# Input data:
======

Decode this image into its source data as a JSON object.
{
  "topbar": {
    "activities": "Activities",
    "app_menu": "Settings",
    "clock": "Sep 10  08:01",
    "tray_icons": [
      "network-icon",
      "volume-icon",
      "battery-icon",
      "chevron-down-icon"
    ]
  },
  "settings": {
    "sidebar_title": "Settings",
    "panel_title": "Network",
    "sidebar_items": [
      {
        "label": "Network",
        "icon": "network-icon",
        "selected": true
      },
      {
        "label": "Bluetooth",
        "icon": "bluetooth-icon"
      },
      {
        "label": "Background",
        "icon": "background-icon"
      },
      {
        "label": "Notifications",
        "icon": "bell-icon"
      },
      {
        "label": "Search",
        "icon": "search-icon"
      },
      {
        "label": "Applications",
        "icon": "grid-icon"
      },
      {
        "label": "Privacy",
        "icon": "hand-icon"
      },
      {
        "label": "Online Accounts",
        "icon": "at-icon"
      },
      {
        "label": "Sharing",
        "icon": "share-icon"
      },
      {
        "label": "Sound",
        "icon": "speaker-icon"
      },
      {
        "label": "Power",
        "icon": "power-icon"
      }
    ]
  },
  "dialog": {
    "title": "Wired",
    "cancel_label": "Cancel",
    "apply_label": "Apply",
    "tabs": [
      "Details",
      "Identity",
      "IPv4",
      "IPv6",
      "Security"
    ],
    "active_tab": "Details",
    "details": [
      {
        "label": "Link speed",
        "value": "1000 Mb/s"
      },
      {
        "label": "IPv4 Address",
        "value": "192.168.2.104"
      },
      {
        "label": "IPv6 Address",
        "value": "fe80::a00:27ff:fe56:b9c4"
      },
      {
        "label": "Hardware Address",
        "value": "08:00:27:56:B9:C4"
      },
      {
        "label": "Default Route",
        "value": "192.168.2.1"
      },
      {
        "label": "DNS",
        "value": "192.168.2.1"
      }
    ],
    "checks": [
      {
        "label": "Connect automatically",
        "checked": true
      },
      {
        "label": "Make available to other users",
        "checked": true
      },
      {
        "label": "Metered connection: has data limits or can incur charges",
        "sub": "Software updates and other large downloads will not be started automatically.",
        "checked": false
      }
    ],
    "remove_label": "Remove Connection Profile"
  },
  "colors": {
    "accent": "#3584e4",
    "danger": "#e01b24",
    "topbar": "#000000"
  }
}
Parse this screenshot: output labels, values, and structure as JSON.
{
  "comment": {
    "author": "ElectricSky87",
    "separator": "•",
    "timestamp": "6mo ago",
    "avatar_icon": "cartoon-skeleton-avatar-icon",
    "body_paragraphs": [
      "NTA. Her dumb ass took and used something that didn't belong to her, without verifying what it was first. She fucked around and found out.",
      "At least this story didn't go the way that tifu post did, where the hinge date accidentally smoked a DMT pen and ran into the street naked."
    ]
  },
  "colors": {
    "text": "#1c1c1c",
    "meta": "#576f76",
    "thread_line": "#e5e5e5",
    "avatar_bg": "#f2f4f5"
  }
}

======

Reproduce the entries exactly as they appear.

# Result:
Decode this image into its source data as a JSON object.
{
  "topbar": {
    "activities": "Activities",
    "app_menu": "Settings",
    "clock": "Sep 10  08:01",
    "tray_icons": [
      "network-icon",
      "volume-icon",
      "battery-icon",
      "chevron-down-icon"
    ]
  },
  "settings": {
    "sidebar_title": "Settings",
    "panel_title": "Network",
    "sidebar_items": [
      {
        "label": "Network",
        "icon": "network-icon",
        "selected": true
      },
      {
        "label": "Bluetooth",
        "icon": "bluetooth-icon"
      },
      {
        "label": "Background",
        "icon": "background-icon"
      },
      {
        "label": "Notifications",
        "icon": "bell-icon"
      },
      {
        "label": "Search",
        "icon": "search-icon"
      },
      {
        "label": "Applications",
        "icon": "grid-icon"
      },
      {
        "label": "Privacy",
        "icon": "hand-icon"
      },
      {
        "label": "Online Accounts",
        "icon": "at-icon"
      },
      {
        "label": "Sharing",
        "icon": "share-icon"
      },
      {
        "label": "Sound",
        "icon": "speaker-icon"
      },
      {
        "label": "Power",
        "icon": "power-icon"
      }
    ]
  },
  "dialog": {
    "title": "Wired",
    "cancel_label": "Cancel",
    "apply_label": "Apply",
    "tabs": [
      "Details",
      "Identity",
      "IPv4",
      "IPv6",
      "Security"
    ],
    "active_tab": "Details",
    "details": [
      {
        "label": "Link speed",
        "value": "1000 Mb/s"
      },
      {
        "label": "IPv4 Address",
        "value": "192.168.2.104"
      },
      {
        "label": "IPv6 Address",
        "value": "fe80::a00:27ff:fe56:b9c4"
      },
      {
        "label": "Hardware Address",
        "value": "08:00:27:56:B9:C4"
      },
      {
        "label": "Default Route",
        "value": "192.168.2.1"
      },
      {
        "label": "DNS",
        "value": "192.168.2.1"
      }
    ],
    "checks": [
      {
        "label": "Connect automatically",
        "checked": true
      },
      {
        "label": "Make available to other users",
        "checked": true
      },
      {
        "label": "Metered connection: has data limits or can incur charges",
        "sub": "Software updates and other large downloads will not be started automatically.",
        "checked": false
      }
    ],
    "remove_label": "Remove Connection Profile"
  },
  "colors": {
    "accent": "#3584e4",
    "danger": "#e01b24",
    "topbar": "#000000"
  }
}
Parse this screenshot: output labels, values, and structure as JSON.
{
  "comment": {
    "author": "ElectricSky87",
    "separator": "•",
    "timestamp": "6mo ago",
    "avatar_icon": "cartoon-skeleton-avatar-icon",
    "body_paragraphs": [
      "NTA. Her dumb ass took and used something that didn't belong to her, without verifying what it was first. She fucked around and found out.",
      "At least this story didn't go the way that tifu post did, where the hinge date accidentally smoked a DMT pen and ran into the street naked."
    ]
  },
  "colors": {
    "text": "#1c1c1c",
    "meta": "#576f76",
    "thread_line": "#e5e5e5",
    "avatar_bg": "#f2f4f5"
  }
}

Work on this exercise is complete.